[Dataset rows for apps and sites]
—————

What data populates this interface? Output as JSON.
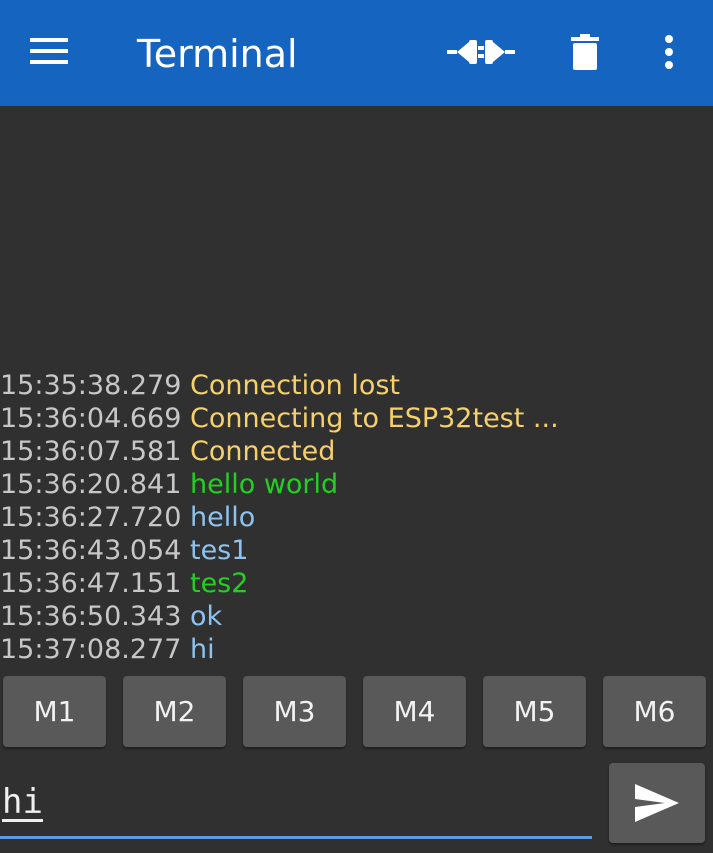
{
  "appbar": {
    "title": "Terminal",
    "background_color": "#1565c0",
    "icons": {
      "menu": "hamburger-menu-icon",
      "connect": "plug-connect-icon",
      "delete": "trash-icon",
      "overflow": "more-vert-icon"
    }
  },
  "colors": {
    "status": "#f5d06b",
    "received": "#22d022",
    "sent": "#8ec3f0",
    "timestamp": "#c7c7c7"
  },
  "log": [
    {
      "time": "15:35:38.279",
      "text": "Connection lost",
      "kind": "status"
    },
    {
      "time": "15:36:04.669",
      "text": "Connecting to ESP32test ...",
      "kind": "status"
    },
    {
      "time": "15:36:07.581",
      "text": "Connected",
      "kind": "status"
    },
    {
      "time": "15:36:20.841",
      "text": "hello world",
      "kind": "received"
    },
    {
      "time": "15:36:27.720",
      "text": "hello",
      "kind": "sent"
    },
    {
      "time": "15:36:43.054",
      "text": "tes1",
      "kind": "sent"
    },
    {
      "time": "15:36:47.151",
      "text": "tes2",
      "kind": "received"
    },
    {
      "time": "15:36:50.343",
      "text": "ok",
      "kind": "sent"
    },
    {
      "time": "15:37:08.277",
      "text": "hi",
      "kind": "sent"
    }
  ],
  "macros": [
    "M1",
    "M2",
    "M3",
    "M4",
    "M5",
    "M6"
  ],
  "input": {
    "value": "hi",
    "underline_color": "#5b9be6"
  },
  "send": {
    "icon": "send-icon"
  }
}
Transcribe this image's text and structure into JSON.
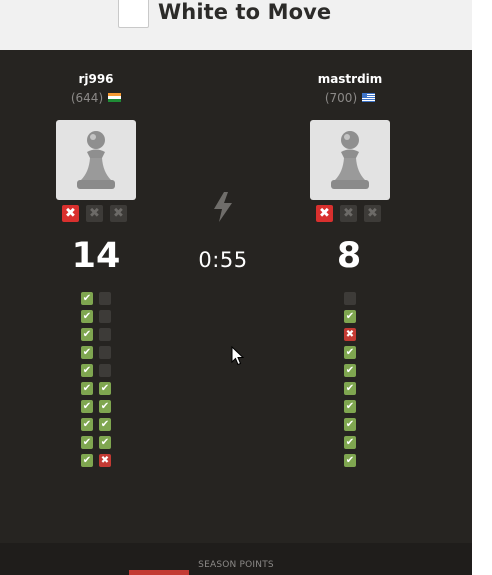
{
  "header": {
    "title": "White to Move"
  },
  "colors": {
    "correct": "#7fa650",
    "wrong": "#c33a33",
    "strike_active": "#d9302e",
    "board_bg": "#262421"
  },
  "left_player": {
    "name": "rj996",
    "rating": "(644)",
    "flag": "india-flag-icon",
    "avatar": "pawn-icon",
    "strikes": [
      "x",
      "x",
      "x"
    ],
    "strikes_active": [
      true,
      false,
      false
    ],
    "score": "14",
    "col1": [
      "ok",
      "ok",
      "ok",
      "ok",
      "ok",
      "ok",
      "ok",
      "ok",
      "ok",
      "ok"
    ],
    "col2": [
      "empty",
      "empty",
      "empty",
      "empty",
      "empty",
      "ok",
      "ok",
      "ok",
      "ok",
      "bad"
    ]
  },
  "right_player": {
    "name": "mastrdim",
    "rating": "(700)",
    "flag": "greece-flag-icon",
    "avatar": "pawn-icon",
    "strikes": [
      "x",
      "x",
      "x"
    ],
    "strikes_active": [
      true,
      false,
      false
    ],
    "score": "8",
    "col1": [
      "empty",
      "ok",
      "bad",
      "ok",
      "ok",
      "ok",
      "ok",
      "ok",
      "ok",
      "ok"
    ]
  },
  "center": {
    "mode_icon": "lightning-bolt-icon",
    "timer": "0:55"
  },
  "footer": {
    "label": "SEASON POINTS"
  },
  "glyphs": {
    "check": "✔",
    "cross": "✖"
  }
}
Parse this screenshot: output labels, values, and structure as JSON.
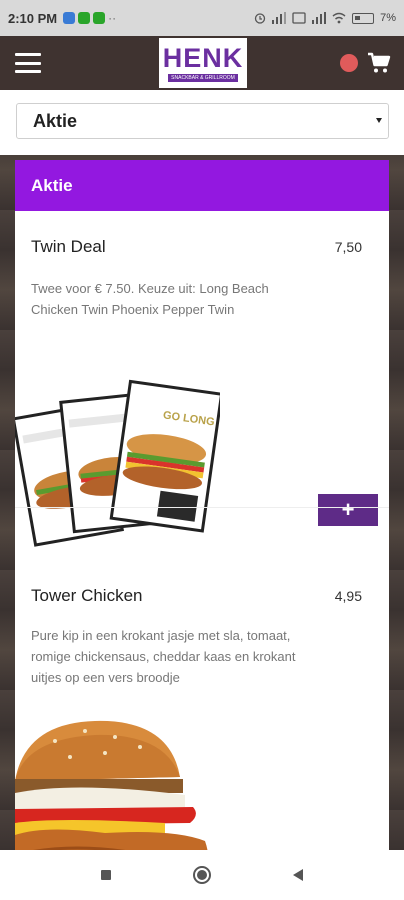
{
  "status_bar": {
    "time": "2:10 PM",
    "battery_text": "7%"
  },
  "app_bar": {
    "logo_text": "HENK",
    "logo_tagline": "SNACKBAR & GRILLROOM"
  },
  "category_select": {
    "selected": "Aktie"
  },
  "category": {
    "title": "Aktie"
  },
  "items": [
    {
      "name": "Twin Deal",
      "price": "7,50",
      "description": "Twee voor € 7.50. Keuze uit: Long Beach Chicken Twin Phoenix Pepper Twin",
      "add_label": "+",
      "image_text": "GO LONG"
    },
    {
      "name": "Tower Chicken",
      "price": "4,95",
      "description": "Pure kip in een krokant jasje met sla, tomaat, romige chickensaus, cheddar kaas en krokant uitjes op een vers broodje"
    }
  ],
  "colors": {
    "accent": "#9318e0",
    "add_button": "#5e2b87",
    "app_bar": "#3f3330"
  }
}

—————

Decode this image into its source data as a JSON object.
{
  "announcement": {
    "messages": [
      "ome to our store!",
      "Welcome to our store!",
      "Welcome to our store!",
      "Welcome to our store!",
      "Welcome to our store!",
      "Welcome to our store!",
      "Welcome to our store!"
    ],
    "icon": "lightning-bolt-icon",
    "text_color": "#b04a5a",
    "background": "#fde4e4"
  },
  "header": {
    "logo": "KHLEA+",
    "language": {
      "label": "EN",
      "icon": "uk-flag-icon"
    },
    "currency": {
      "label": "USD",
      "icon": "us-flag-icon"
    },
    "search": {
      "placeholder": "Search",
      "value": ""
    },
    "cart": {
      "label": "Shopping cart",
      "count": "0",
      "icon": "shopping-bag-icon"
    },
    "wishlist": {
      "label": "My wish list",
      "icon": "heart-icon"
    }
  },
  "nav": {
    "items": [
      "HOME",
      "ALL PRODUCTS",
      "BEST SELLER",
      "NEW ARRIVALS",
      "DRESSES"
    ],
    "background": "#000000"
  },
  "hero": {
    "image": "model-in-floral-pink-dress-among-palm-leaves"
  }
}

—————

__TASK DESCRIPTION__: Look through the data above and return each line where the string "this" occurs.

__EXERCISE OUTPUT__:
What data populates this interface? Output as JSON.
Transcribe this image's text and structure into JSON.
Parse this screenshot: output labels, values, and structure as JSON.
Decode this image into its source data as a JSON object.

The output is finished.